### Aim of the exercise
Report the number of lines in the data below where the string "Viganò" shows up, and only that number.

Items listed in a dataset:
==*==
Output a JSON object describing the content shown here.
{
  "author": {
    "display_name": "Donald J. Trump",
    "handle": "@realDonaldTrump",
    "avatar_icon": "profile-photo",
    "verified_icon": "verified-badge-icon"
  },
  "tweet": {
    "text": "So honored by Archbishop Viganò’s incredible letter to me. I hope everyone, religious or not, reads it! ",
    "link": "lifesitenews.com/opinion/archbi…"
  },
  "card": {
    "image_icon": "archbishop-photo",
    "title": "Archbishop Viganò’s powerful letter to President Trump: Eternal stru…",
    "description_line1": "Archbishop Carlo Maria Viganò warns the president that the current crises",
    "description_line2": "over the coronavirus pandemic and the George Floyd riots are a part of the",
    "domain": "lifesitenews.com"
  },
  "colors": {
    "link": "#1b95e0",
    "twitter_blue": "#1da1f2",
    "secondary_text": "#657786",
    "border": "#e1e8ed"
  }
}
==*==
### Result of this exercise
3